I've never been to Tulsa, so I can't speak with first-hand authority on whether it's a good place to live and work. (Do any of my readers live there? Chime in!)
By the way, the estimated $20 million in cash payments along with other financial support for this program comes from the George Kaiser Family Foundation in Tulsa.
While Tulsa was apparently among the first places to come up with a program like this, it's been tried elsewhere, and we saw a clear trend during the pandemic of people leaving high-cost-of-living locations, given that they no longer had to commute or be near their former places of work.

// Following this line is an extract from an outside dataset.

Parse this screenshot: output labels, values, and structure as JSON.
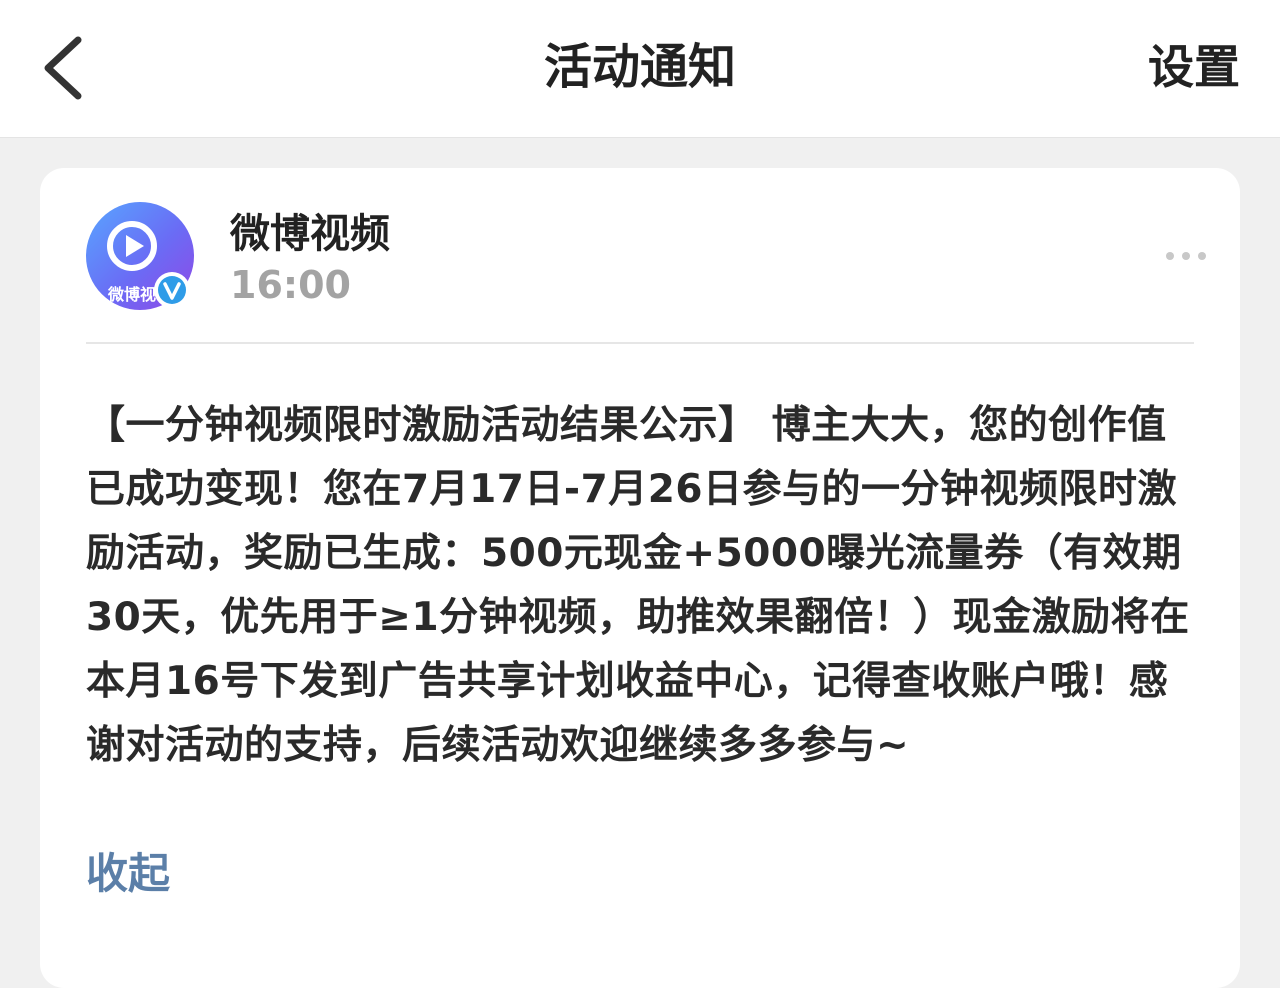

But, Harvard Business Review points out, there are a lot of other small, comparatively inexpensive cities in the United States, and a question for Tulsa is how it can compete with, say, Wichita or Omaha if everyplace creates a program like this.
My tip? Find a way to add some California sunshine and water views.
7 other things worth knowing today
President Joe Biden fired the embattled Architect of the Capitol, Brett Blanton, the official who oversees the U.S. Capitol complex. An inspector general report released last year found “administrative, ethical and policy violations” by Blanton, including that he abused his government vehicle and misrepresented himself as a law enforcement official. (WTOP)
In the "news I would have thought would have happened a year ago" department: The U.S. has told citizens to leave Russia immediately due to the war in Ukraine and the risk of arbitrary arrest or harassment by Russian law enforcement agencies. "U.S. citizens residing or travelling in Russia should depart immediately," the U.S. embassy in Moscow said. "Exercise increased caution due to the risk of wrongful detentions ... Do not travel to Russia." (Reuters)
Amazon-owned autonomous vehicle venture Zoox said on Monday that it is now testing its self-driving robotaxis on public roads in California with passengers on board. The vehicles have no steering wheel or pedals, and they have bidirectional driving capabilities and four-wheel steering, enabling them to change directions without the need to reverse. Zoox executives said the company began the tests after it received approval from the California Department of Motor Vehicles last week. (CNBC)
Did you know that Americans are about half as likely to be taking vacation in any given week as they were 40 years ago? Neither did we! When we spotted this alarming trend in an obscure government time series, our eyebrows shot up so far our ears popped. (WashPost)
In places where recreational use of marijuana is now legal, smokers are tossing the remains of joints in the street. Dogs are eating them and getting sick in increasing numbers, veterinarians and poison-control centers say. “I was taking her out of the car, and I saw her little head bobble. That’s when you know your dog is stoned.” (NYT)
Forty years ago, it was the plot of the Eddie Murphy/Dan Aykroyd movie, Trading Places; now it's reality: Orange juice futures—contracts to buy and sell OJ—have almost doubled to $2.60 per pound over the last year, up from $1.40 a year ago, leading to price surges in stores. (The Guardian)
Some readers of Understandably found their way to the newsletter as a result of my 2010 book, The Intelligent Entrepreneur. (Aside, how is 2010 now 13 years ago?). One of the main characters in that book is Chris Michel, who created some pretty cool companies back in the 2000s and 2010s. He's now a full-time photographer. Here are 100 amazing photos he took while on a recent assignment for Antarctic Logistics & Expeditions in ... well, Antarctica. (ChristopherMichel.com)
Thanks for reading. Photo by Mick Haupt on Unsplash. I wrote about some of this for Inc.com. See you in the comments.
"Well I've never been to Tulsa,
But I kinda like their oil,
It's nice and easy,
Not real greazzy,
It never spoils..."
Our neighbor's dog got super stoned a year or so ago. They suggested someone must have dropped a gummy in the park or something, but we always assumed the dog had gotten into their teenaged son's stash.
Could have just been dropped roaches I guess! Now I feel badly for being so suspicious 😀